It doesn’t sound like much of a confession, does it? Before I met Rev. Tune, author of God’s Graffiti founder and Executive Director of Faith for Change, I didn’t think so either. I thought I was making a fairly obvious, perhaps routine moral judgment: gangs bad, church good. But Rev. Tune is a former street kid who has committed his life to improving academic outcomes for at-risk youth so when he talks about churches and gangs, he speaks with authority. After hearing him rock the house at the Christianity 21 Conference in January my confession poured out of me.

Romal challenged my simplistic moralizing when he pointed out that churches sometimes mirror typical gang behavior when we shouldn’t – adopting with strict membership requirements, defining ourselves in opposition to other types of Christians, and reserving our ministries for our own community – and fail to imitate what we should – their passion and commitment to meeting youth where they are, taking care of their needs, and providing a sense of safety, belonging and purpose.

Moan about your dwindling attendance at youth programs all you want, Romal says, but don’t demonize or dismiss gangs as having nothing to teach us. Not like I did, hence my confession: I scapegoated gangs, using my condemnation of them to avoid taking responsibility for the mainline church’s failure to attract and retain youth members. The thing is, I should have known better because I work with mimetic theory which has this concept of the skandalon. That’s Greek for scandal and is often translated as stumbling block. We lift the idea straight from Jesus who taught us that if we are scandalized by something, we are probably caught up in a rivalry. (See Matt. 16:23 and all of chapter 18 to see Jesus linking scandal and rivalry.) That’s right – the reason I was so down on gangs was because they were better at doing the thing I claimed to value so highly. I condemned them so I could deny to myself just how much I envied their success and how much that success challenged the depth of my commitment to youth. Instead of walking the talk, I demonized gangs and congratulated myself on being the good guy.

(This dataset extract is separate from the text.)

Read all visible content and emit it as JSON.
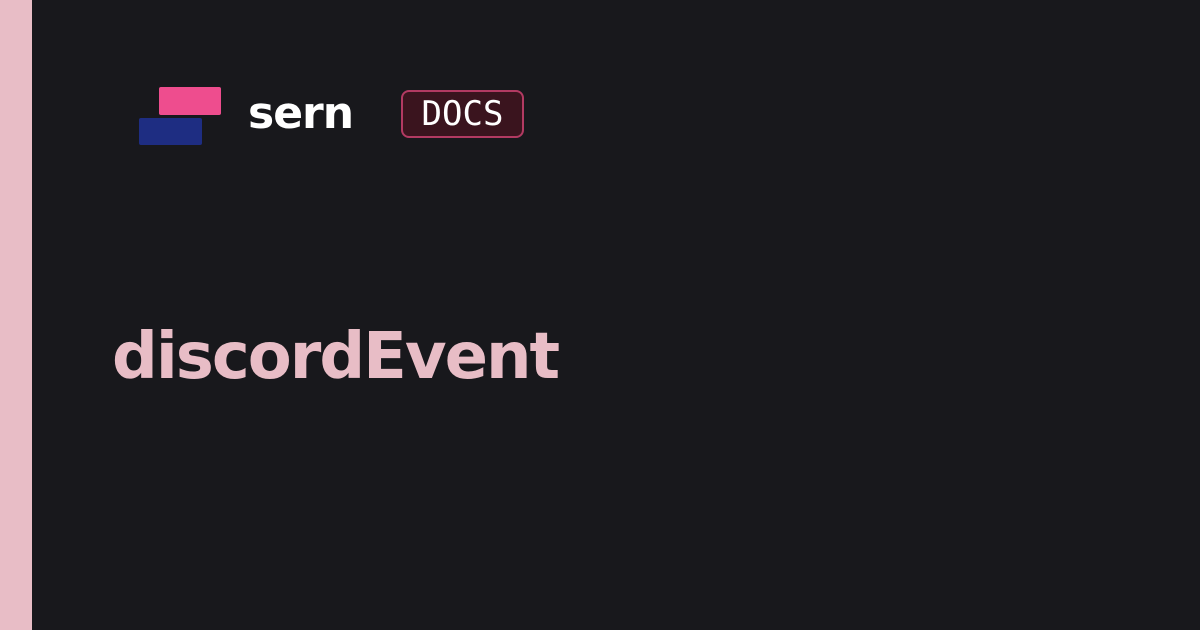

This idea of the scandal is difficult but critically important if we want to be truly good. To follow Christ more completely we need to avoid being scandalized by our scapegoats. Which is why at Teaching Nonviolent Atonement, a Patheos premium blog, we are going to spend the month of March exploring scandal during our live video chats with experts in scandal and mimetic theory. During this important series, we are offering a free 30 day membership to new subscribers who join TNA by Thursday, February 27. That means you can join our live chats with Romal Tune; Jim Warren, author of a great new introduction to mimetic theory, Compassion or Apocalypse; Rev. Paul Nuechterlein, author of the incredible online resource Girardian Reflections on the Lectionary; and Richard Beck, author of Unclean: Meditations on Purity, Hospitality and Morality who blogs at Experimental Theology. Find out more about this great line-up of guests and how you can take advantage of this special offer at Teaching Nonviolent Atonement.